Start of Data for analysis

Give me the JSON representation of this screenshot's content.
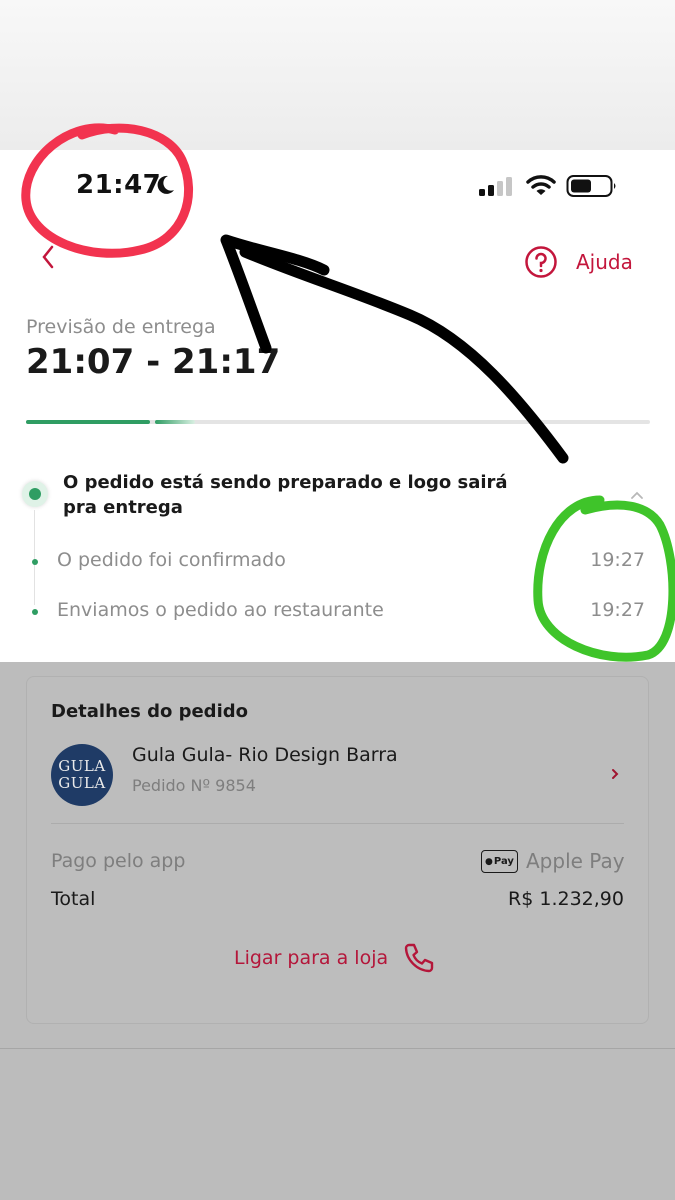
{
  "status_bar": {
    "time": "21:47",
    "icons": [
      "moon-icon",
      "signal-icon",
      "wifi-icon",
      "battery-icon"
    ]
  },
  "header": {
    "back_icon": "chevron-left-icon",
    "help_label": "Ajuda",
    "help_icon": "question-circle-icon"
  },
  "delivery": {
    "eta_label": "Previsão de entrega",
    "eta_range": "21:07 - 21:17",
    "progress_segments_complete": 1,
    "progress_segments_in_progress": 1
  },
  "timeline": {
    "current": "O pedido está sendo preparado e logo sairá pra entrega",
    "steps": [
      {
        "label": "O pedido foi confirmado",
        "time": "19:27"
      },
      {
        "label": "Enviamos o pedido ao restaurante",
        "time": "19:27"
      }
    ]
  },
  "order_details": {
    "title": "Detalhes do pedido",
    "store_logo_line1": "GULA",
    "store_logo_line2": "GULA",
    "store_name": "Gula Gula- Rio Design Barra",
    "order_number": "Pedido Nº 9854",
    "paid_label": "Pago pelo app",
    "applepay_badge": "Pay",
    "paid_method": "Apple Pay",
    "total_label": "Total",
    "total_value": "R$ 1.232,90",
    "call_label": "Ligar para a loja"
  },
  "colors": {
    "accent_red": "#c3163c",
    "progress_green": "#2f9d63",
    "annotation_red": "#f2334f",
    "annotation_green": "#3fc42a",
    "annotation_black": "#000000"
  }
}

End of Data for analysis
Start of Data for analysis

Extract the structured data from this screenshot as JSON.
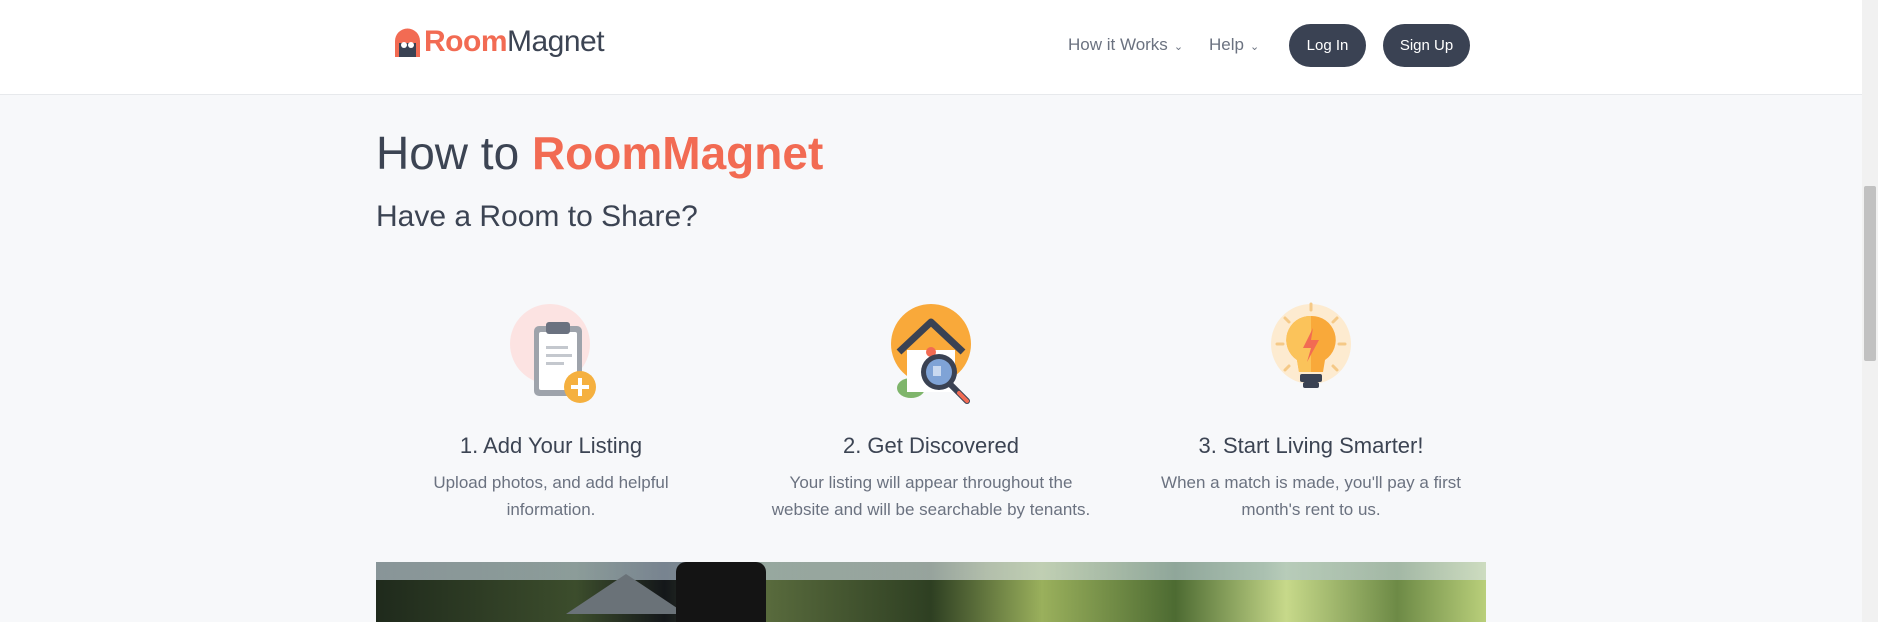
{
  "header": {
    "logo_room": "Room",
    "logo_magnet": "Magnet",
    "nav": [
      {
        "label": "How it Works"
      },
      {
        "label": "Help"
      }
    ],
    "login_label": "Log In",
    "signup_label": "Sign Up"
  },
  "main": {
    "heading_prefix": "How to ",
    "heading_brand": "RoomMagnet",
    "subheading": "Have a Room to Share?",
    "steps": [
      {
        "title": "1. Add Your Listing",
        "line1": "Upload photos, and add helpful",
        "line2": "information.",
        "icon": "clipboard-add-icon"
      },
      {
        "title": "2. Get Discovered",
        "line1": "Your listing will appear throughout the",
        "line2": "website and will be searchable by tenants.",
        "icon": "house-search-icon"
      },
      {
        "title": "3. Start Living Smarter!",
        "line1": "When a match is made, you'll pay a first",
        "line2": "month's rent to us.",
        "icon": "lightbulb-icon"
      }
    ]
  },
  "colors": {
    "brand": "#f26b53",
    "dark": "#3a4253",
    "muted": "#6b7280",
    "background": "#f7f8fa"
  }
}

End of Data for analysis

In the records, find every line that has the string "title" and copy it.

▸ Exercise answer:
    "title": "Detalhes do pedido",
        "title": "1. Add Your Listing",
        "title": "2. Get Discovered",
        "title": "3. Start Living Smarter!",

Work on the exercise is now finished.